"""
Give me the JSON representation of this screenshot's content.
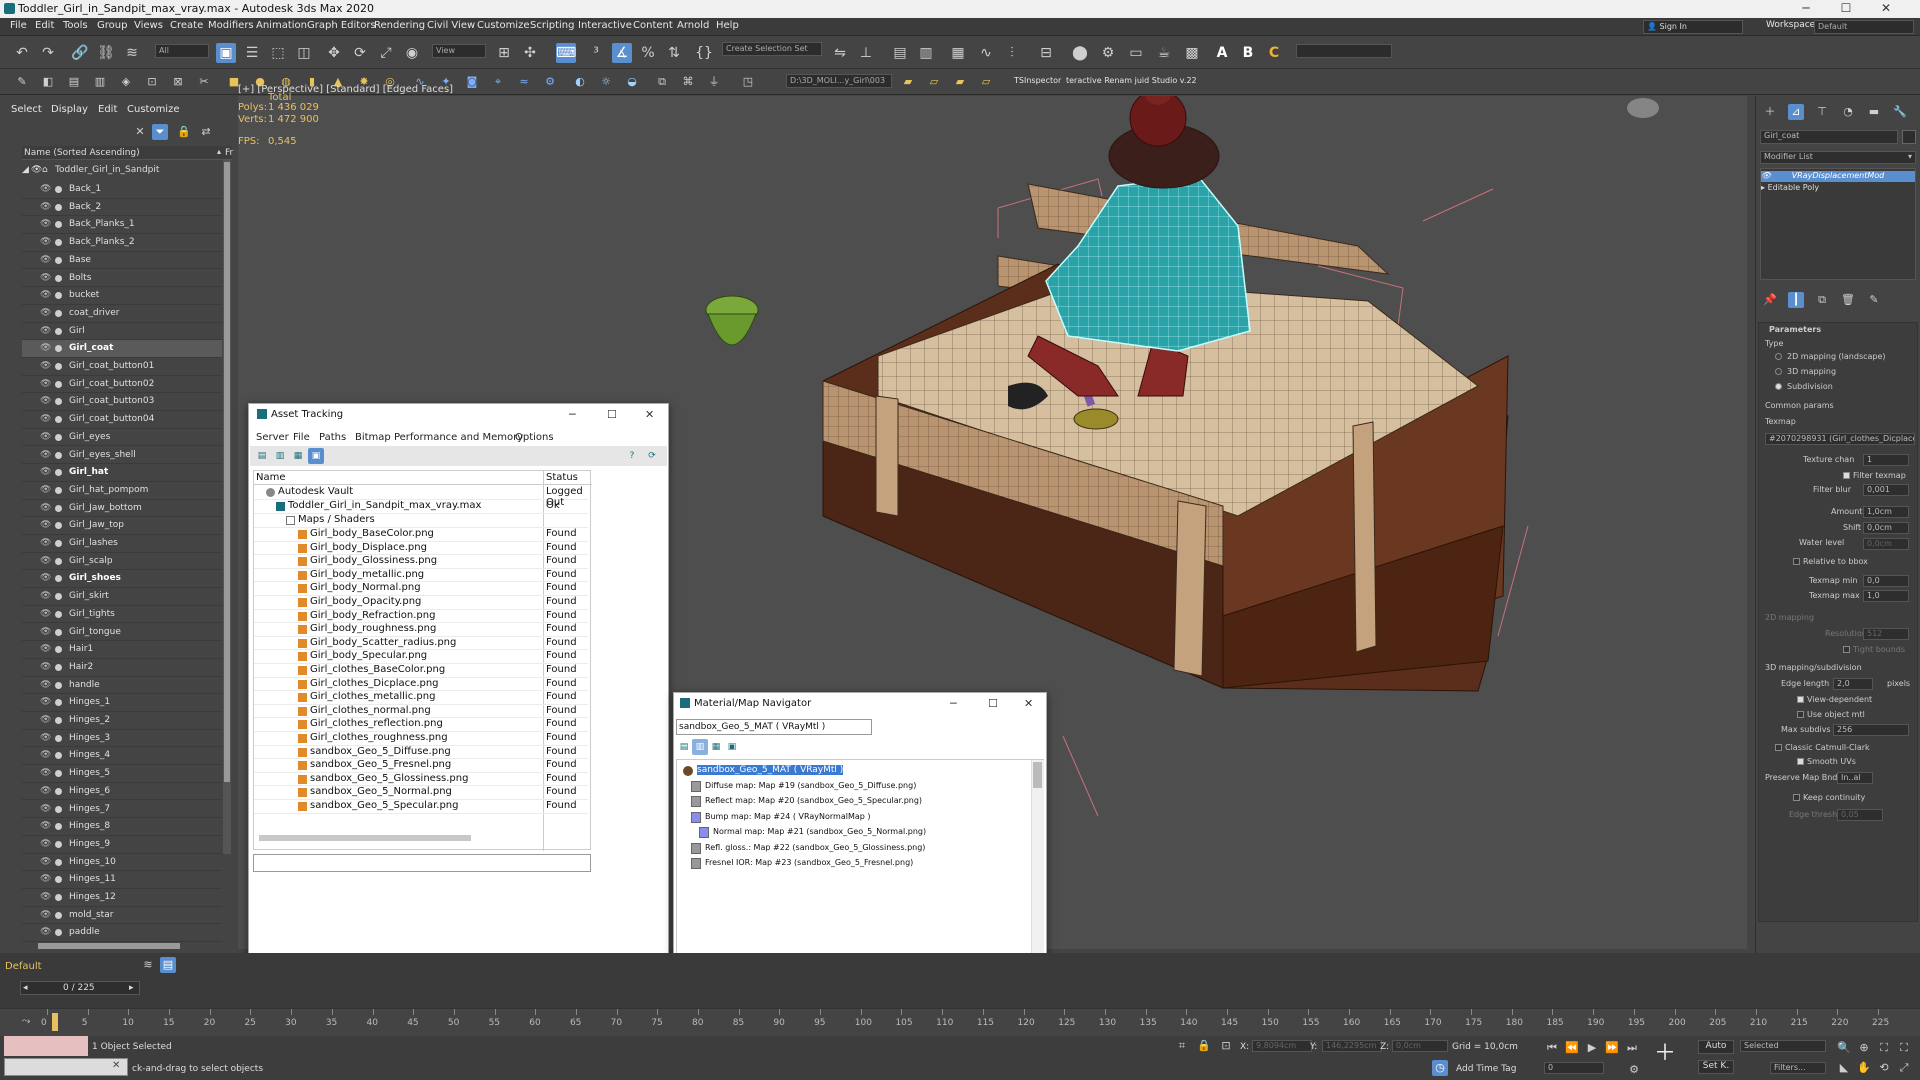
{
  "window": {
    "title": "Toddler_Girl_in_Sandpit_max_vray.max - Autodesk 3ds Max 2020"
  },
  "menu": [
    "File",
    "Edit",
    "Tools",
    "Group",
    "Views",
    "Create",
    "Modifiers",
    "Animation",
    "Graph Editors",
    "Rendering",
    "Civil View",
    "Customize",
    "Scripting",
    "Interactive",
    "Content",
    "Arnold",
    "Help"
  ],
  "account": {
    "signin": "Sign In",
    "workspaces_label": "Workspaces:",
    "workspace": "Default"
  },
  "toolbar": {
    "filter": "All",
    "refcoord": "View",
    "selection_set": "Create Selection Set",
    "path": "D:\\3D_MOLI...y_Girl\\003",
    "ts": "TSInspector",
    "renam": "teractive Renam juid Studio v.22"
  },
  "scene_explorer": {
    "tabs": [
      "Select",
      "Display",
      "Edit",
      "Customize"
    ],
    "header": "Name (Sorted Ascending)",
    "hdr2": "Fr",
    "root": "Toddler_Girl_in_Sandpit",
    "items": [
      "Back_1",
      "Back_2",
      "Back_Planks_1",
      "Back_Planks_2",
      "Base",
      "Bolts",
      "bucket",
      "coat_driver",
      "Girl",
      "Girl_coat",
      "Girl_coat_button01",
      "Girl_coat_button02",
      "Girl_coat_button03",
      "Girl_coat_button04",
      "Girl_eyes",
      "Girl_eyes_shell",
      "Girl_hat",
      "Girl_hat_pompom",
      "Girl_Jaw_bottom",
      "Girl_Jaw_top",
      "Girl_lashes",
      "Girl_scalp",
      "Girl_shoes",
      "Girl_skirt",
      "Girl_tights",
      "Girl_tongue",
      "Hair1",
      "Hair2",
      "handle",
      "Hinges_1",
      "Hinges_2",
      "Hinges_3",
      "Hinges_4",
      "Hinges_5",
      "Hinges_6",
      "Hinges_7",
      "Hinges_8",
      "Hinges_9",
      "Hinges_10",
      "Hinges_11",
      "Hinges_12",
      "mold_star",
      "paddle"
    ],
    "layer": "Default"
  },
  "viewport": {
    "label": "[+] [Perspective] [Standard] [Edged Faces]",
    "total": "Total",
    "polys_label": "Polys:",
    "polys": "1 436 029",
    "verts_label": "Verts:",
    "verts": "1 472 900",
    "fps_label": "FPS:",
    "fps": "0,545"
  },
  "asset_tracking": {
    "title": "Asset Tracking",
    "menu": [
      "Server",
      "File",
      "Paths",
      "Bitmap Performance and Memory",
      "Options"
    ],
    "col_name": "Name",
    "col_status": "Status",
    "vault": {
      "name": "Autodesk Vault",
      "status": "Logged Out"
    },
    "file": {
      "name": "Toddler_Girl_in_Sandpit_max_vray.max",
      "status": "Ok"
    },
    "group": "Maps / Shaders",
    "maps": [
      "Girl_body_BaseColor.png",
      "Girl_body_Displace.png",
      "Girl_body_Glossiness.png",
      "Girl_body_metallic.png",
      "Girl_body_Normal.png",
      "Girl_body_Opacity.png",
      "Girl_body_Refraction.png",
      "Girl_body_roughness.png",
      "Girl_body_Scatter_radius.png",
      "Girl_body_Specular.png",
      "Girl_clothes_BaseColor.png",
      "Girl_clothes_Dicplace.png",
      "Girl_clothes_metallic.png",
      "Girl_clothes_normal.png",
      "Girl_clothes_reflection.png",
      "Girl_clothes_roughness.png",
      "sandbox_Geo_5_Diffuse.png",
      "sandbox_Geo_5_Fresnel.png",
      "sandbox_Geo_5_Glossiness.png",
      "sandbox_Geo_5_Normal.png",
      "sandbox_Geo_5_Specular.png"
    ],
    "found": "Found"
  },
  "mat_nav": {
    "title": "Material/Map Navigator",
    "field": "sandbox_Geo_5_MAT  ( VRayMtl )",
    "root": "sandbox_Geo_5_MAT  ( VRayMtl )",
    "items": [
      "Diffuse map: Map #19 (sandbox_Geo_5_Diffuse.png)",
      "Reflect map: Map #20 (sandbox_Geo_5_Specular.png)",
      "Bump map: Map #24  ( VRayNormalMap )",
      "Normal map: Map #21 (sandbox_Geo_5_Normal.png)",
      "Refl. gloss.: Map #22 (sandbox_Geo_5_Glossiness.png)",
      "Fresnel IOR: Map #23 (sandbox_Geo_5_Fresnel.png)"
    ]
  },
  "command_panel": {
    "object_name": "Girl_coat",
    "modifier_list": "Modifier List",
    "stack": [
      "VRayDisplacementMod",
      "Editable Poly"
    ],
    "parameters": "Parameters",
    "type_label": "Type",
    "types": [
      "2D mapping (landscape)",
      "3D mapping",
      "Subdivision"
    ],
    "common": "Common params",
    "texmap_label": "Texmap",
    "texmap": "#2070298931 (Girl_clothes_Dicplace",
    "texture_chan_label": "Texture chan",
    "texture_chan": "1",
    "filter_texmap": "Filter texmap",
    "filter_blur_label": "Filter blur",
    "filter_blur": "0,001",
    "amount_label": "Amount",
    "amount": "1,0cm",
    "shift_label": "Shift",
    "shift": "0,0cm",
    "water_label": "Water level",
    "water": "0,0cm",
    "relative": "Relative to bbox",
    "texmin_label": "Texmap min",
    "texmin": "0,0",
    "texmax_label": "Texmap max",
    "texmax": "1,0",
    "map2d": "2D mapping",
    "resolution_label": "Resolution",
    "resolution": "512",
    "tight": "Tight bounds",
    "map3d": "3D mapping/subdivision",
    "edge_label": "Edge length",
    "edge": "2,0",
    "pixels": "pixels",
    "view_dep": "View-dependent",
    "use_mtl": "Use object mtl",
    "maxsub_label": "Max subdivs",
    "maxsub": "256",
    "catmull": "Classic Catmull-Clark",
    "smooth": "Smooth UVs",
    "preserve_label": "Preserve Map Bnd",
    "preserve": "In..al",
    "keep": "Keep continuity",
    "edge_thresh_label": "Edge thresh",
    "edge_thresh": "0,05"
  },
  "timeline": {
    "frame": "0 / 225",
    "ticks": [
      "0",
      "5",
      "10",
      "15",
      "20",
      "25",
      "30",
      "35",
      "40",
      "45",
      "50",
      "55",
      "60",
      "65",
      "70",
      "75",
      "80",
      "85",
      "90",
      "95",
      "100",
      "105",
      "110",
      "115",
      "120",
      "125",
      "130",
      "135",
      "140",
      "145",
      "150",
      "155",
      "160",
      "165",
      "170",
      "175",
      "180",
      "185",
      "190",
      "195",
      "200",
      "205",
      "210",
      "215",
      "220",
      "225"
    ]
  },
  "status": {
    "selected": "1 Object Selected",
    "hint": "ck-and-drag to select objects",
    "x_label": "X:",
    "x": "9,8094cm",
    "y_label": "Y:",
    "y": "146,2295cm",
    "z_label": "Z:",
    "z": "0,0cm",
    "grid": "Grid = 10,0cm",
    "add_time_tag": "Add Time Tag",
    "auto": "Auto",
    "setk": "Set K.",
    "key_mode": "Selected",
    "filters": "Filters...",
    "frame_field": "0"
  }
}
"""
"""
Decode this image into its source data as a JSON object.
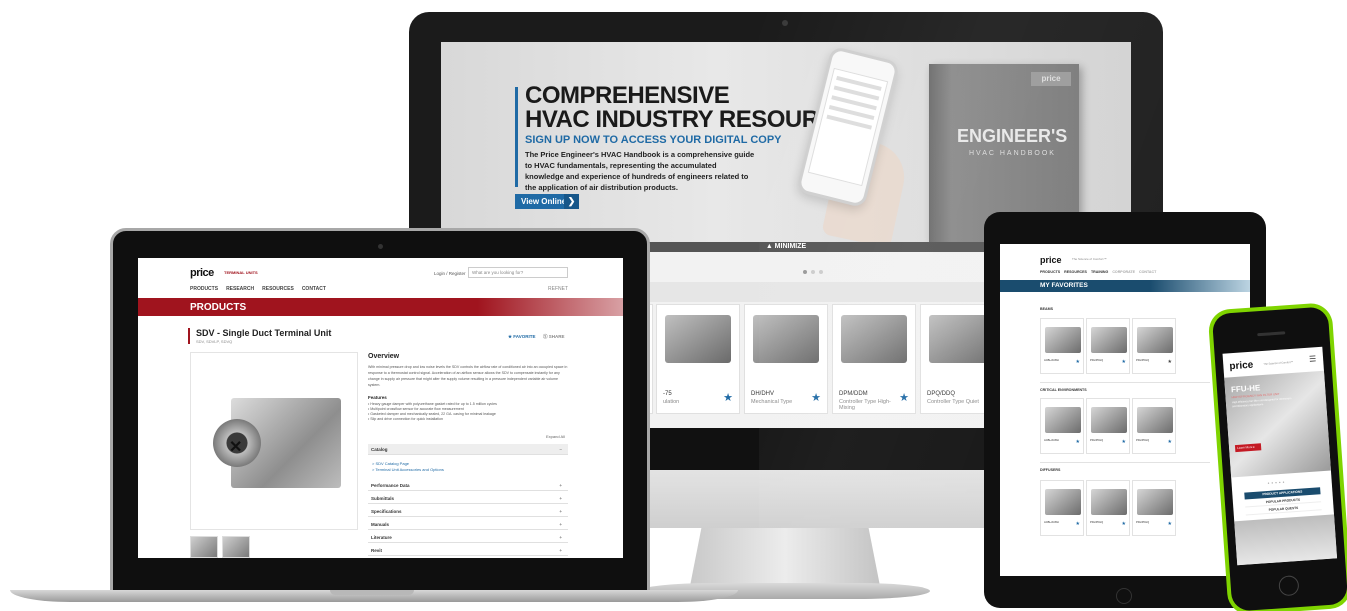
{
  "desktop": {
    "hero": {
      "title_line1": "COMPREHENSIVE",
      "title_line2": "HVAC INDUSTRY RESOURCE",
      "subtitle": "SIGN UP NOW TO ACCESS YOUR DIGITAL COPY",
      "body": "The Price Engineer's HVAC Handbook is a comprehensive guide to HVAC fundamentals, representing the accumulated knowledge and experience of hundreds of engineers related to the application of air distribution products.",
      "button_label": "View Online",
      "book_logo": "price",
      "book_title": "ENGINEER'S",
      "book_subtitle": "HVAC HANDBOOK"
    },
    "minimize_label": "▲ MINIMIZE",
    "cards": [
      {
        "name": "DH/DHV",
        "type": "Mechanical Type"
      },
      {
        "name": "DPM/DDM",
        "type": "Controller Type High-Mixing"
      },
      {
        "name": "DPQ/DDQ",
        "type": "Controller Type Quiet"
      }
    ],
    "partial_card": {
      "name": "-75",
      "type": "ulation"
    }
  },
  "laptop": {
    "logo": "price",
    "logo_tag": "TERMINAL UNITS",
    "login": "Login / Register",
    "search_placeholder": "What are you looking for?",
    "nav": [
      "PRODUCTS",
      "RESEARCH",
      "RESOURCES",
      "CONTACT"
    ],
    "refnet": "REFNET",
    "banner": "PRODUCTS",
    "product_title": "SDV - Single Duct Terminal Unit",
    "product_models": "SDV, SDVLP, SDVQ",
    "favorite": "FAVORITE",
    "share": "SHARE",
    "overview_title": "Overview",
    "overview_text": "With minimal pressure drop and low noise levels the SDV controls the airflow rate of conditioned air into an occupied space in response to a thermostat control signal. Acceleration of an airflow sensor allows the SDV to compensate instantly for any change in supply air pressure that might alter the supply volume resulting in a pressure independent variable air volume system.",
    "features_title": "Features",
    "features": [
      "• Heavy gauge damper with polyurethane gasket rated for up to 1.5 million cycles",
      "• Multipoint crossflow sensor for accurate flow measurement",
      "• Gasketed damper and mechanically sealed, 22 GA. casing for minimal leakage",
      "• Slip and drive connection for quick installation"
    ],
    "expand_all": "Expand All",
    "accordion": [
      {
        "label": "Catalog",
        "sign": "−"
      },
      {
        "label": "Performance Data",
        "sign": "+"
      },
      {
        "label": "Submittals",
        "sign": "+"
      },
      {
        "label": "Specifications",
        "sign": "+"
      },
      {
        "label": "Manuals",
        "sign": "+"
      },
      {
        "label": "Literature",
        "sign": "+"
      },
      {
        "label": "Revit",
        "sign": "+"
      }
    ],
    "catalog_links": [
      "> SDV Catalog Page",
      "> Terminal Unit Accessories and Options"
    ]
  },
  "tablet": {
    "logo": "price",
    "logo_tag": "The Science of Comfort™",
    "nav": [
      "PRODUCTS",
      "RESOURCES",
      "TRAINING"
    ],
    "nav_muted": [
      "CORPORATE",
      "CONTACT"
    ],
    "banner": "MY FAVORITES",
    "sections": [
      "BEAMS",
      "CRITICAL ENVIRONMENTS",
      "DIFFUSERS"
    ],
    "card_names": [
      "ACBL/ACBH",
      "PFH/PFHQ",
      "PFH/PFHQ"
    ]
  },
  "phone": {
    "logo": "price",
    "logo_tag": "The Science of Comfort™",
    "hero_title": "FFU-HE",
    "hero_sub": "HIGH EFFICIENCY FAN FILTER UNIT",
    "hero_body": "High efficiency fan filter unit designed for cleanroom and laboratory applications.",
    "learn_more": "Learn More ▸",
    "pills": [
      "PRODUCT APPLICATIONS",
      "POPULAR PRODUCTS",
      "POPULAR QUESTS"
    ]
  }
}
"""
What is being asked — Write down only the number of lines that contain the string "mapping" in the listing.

Finished task — 4